■ TO DO ■
Please copy out every line in the records below that includes the word "title".

----------

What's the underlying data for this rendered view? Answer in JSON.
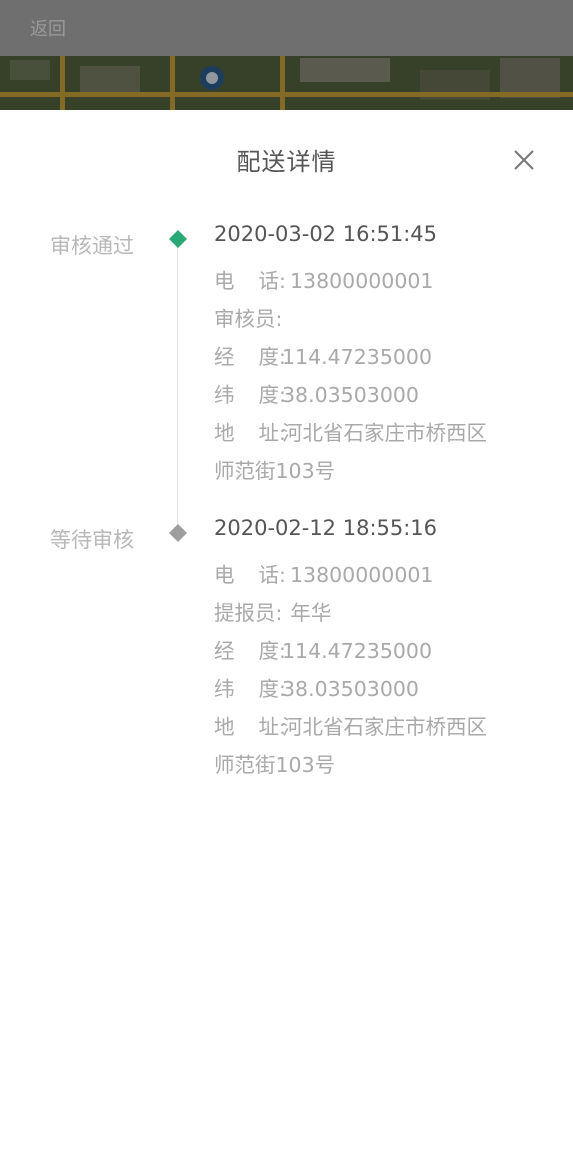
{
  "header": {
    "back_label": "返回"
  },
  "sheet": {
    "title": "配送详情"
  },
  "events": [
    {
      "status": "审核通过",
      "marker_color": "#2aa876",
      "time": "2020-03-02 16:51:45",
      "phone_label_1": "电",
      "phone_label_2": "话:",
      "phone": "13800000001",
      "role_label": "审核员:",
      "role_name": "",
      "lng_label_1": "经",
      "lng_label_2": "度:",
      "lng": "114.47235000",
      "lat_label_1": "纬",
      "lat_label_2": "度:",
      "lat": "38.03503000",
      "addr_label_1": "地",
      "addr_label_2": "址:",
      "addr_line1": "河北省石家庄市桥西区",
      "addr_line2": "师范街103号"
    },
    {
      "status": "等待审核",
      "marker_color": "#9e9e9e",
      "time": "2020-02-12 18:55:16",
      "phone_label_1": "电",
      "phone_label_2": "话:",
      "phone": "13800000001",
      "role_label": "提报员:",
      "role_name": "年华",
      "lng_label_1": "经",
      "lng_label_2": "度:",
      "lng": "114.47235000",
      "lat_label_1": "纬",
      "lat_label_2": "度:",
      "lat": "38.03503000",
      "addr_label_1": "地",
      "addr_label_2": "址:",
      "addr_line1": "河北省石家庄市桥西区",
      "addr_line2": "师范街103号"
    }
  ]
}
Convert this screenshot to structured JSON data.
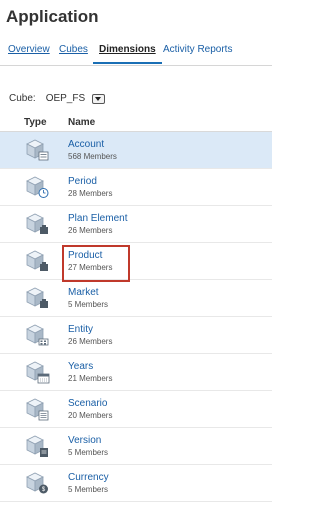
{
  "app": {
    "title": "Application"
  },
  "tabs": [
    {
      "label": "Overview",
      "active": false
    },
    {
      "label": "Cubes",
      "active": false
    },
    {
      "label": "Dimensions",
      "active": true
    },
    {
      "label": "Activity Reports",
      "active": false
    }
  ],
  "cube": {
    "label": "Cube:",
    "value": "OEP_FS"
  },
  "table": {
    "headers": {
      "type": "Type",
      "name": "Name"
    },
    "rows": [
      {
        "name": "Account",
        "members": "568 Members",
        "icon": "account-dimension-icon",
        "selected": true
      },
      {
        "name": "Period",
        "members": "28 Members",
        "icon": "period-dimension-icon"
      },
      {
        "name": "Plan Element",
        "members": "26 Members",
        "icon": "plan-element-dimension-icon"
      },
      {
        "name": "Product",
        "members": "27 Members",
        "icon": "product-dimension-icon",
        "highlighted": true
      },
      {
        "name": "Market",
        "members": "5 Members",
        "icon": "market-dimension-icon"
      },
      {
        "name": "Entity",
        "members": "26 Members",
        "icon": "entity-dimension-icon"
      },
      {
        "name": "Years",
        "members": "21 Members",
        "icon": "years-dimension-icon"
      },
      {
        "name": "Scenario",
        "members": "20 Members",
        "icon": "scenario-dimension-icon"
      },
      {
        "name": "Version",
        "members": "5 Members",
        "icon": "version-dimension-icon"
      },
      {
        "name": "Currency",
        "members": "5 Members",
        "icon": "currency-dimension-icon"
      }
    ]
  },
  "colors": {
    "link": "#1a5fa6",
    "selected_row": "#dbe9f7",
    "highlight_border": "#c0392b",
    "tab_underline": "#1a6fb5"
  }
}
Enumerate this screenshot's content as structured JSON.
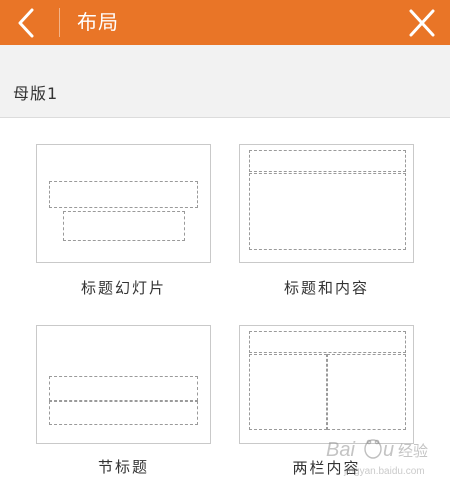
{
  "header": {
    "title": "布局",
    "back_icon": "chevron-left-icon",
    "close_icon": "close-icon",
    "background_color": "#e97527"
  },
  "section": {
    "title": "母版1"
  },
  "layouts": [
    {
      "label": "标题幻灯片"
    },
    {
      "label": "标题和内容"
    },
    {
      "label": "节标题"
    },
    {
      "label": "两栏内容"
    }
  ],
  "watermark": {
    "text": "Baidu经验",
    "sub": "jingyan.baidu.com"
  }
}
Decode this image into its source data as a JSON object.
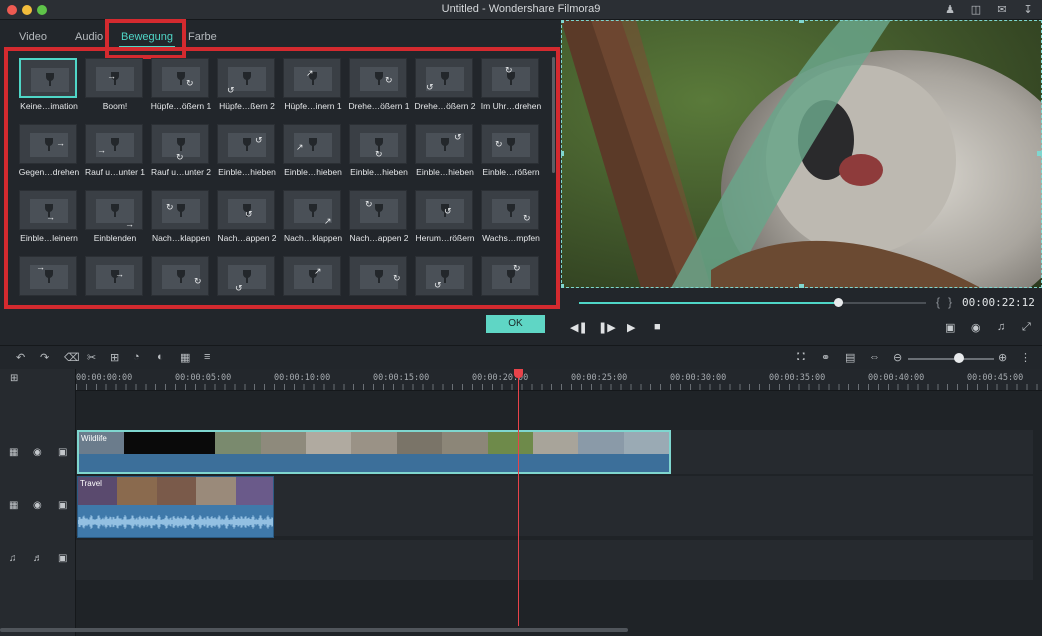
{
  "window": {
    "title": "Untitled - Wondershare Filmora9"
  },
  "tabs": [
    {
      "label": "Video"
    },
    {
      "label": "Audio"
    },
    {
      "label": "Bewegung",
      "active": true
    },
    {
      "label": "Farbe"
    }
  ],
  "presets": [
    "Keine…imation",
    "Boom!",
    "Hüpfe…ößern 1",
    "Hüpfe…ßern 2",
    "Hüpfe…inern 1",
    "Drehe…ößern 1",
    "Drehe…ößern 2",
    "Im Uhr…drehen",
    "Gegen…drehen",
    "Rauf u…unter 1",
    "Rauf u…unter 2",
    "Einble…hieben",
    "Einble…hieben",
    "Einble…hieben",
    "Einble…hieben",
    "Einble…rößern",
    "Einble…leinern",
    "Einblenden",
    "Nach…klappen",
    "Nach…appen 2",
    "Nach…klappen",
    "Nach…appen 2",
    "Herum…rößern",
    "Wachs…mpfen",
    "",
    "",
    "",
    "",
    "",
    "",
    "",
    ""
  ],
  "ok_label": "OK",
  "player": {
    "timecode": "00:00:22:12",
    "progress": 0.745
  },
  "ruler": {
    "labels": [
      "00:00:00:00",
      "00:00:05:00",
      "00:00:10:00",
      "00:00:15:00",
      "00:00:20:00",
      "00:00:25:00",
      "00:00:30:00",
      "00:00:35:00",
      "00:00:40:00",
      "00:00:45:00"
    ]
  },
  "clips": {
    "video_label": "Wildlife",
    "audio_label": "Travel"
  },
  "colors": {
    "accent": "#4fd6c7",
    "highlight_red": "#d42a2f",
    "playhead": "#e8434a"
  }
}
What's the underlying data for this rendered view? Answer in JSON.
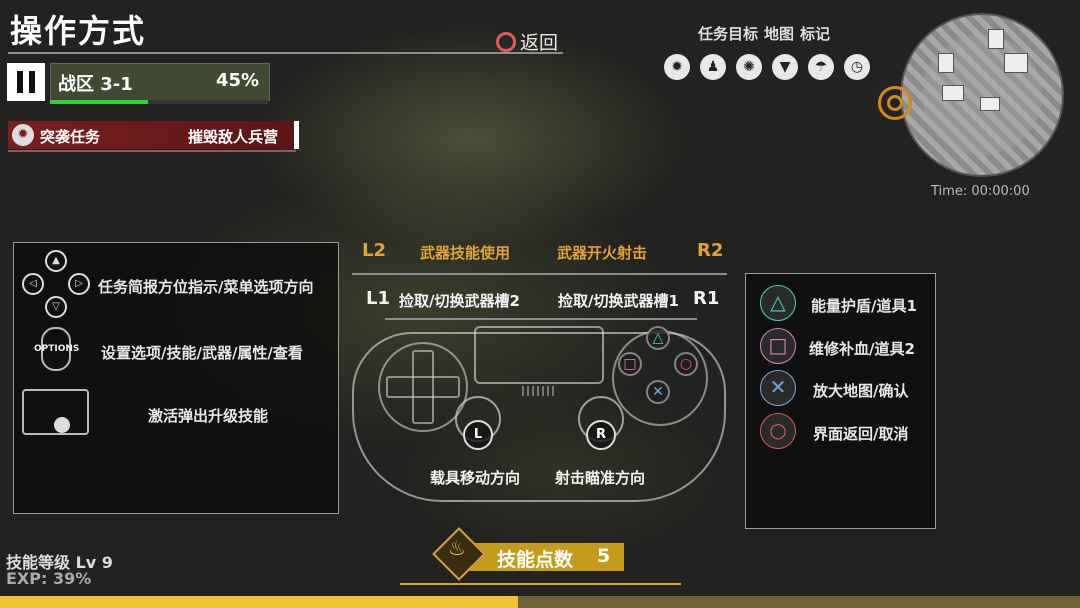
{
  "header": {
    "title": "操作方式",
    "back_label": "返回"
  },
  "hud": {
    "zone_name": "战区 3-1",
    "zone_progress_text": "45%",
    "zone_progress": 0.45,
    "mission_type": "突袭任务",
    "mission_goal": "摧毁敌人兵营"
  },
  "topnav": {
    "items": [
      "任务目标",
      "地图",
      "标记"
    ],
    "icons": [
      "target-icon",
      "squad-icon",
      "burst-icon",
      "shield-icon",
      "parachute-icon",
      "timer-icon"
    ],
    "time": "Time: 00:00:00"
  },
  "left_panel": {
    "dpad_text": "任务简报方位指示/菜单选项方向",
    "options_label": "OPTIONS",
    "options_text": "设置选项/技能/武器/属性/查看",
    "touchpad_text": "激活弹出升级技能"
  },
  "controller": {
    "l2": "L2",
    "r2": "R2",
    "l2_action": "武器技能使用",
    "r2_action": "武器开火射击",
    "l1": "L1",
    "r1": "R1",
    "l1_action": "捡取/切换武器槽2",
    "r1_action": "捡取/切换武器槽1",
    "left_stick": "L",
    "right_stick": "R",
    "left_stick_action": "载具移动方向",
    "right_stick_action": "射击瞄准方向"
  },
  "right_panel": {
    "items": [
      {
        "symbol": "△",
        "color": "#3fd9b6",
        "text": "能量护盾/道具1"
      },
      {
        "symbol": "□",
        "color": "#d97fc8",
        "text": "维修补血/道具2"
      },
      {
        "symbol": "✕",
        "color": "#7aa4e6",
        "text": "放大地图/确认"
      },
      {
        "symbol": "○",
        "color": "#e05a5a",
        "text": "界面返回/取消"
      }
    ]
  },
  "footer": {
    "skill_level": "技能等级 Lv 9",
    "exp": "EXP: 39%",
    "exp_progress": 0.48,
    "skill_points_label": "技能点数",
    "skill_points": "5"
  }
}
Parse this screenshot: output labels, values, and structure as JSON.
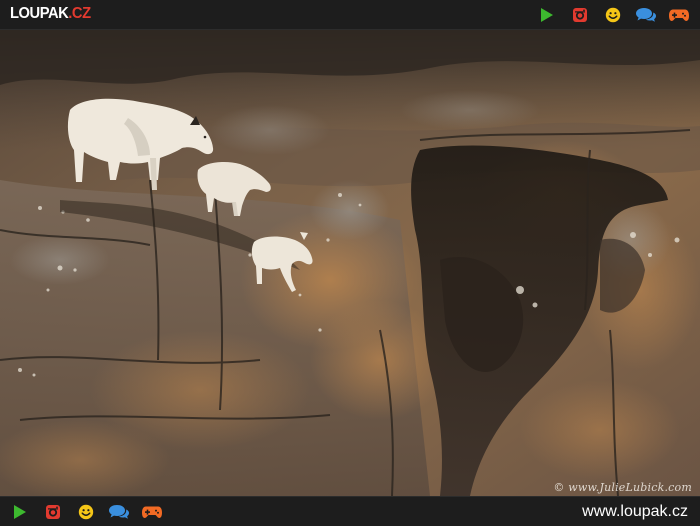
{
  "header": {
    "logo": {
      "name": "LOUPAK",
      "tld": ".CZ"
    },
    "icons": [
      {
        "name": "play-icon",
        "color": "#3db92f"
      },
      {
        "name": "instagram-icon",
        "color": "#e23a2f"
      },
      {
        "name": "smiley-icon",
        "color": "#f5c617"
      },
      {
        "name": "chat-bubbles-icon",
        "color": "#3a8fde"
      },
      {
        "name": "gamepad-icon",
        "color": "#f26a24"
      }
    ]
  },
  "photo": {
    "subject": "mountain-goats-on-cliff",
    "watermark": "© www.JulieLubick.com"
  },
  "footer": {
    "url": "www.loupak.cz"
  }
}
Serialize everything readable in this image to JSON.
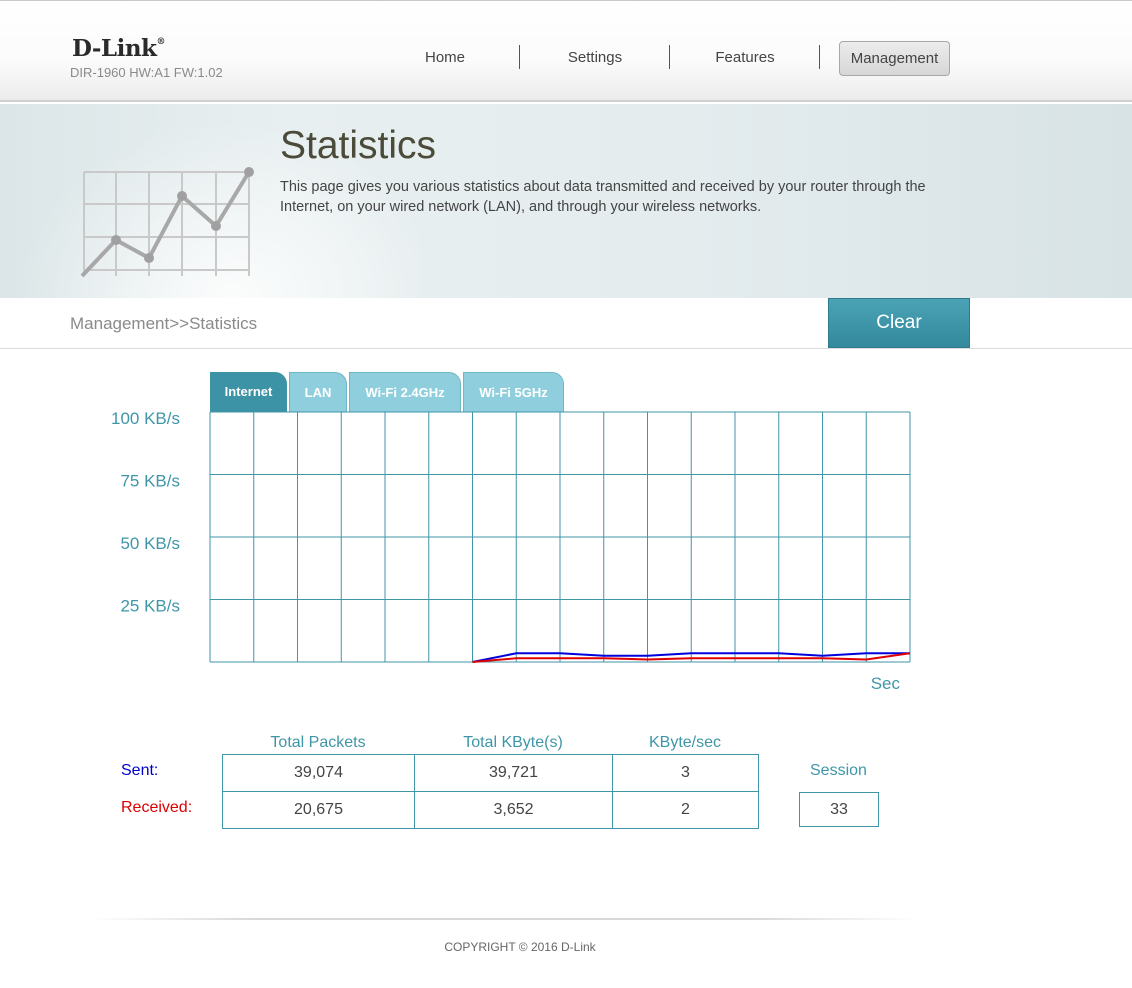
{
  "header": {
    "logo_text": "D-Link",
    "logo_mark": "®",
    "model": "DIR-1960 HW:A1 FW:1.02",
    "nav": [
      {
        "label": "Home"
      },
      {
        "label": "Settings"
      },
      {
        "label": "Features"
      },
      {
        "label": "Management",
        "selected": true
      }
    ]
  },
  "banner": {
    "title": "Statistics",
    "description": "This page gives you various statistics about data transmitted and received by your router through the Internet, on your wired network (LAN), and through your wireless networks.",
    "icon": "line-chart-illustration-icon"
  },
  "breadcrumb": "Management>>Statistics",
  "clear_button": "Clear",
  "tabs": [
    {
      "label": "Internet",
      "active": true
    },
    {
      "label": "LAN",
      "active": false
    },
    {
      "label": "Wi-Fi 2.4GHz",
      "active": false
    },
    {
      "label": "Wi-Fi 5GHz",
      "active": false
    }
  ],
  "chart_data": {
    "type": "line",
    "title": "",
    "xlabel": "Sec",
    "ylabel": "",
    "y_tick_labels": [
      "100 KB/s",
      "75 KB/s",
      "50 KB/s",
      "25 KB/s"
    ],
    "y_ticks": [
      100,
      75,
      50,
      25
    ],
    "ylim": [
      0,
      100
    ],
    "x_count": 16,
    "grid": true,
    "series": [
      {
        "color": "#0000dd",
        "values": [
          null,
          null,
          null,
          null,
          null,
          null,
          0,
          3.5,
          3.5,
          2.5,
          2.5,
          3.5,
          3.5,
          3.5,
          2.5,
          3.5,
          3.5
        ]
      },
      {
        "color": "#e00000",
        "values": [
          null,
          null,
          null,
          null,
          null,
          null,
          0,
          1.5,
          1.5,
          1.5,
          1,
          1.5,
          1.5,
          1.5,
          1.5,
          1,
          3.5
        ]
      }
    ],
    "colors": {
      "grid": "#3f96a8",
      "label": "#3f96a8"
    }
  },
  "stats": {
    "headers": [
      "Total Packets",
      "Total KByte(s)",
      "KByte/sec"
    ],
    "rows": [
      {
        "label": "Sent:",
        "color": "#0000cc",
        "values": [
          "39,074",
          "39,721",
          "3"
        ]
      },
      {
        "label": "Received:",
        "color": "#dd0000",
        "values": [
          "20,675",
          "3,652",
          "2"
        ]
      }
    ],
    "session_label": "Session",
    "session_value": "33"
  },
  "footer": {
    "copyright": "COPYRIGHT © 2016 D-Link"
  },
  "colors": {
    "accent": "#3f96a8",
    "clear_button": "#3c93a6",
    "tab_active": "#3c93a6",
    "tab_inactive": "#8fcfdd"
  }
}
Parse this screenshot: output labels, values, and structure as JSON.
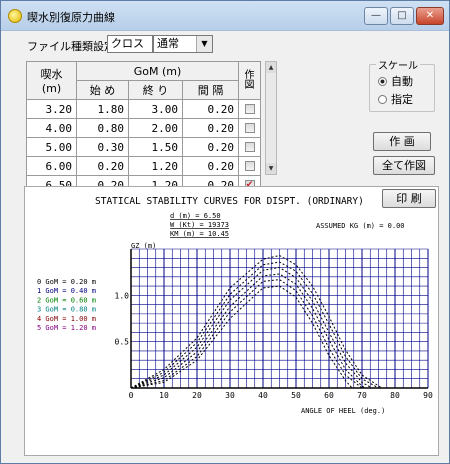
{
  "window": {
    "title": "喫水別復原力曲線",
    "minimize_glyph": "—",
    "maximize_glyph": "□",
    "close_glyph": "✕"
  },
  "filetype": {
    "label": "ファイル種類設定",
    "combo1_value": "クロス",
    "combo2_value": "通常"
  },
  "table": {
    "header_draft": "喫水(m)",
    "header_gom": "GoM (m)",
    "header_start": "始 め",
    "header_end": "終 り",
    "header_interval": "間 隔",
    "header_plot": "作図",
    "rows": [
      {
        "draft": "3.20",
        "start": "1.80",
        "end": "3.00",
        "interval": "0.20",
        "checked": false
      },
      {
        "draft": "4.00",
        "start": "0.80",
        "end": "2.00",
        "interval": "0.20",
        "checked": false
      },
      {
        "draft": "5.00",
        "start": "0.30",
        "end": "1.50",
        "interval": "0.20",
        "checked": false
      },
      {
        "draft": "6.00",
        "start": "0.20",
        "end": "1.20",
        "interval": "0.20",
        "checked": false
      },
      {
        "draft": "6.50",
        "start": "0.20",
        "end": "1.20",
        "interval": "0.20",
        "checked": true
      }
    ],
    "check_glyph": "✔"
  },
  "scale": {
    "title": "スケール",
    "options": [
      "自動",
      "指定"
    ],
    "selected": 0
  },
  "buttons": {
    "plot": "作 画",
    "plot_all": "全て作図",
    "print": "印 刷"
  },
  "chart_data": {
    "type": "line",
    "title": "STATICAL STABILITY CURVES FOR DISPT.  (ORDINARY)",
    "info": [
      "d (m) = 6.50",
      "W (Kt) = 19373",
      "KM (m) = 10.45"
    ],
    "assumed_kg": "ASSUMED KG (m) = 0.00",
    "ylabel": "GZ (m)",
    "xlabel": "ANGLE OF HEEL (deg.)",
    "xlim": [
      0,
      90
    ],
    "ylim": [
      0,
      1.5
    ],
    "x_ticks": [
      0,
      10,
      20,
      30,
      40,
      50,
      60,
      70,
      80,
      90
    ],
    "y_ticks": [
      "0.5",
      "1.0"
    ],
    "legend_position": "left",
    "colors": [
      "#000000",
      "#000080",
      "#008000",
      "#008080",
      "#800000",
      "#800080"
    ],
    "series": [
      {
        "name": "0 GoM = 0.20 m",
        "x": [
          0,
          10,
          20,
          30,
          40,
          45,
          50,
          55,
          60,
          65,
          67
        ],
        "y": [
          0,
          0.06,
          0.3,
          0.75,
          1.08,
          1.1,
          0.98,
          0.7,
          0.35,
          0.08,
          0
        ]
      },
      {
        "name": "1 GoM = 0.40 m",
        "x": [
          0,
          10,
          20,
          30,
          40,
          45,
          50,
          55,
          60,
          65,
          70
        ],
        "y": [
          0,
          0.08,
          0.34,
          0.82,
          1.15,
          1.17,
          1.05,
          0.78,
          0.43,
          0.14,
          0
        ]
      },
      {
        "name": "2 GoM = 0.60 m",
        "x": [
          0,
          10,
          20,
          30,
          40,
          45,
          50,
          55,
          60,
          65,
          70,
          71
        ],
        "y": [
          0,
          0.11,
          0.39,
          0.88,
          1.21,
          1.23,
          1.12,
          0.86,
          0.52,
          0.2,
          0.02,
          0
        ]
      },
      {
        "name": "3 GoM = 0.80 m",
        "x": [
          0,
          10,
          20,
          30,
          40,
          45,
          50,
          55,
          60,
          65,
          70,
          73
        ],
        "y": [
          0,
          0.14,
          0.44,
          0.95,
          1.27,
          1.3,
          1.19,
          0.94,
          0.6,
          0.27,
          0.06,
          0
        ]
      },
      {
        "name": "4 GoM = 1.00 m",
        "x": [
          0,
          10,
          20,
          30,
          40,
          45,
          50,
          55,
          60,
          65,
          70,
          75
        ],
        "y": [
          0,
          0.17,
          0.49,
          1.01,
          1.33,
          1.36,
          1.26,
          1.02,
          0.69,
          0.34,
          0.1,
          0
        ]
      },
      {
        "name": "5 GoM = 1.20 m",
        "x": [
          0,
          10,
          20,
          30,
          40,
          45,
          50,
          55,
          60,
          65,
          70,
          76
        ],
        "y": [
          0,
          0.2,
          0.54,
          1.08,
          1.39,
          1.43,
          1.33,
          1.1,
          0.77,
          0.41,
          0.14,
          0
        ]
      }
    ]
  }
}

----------

■ SOLUTION TO THE PROBLEM ■
    "title": "配送详情"
    "title": "Application"
    "title": "布局",
    "title": "母版1"
    "title": "Untitled - Wondershare Filmora9"
    "title": "操作方式",
    "title": "Statistics",
    "title": "",
    "title": "喫水別復原力曲線",
    "title": "スケール",
    "title": "STATICAL STABILITY CURVES FOR DISPT.  (ORDINARY)",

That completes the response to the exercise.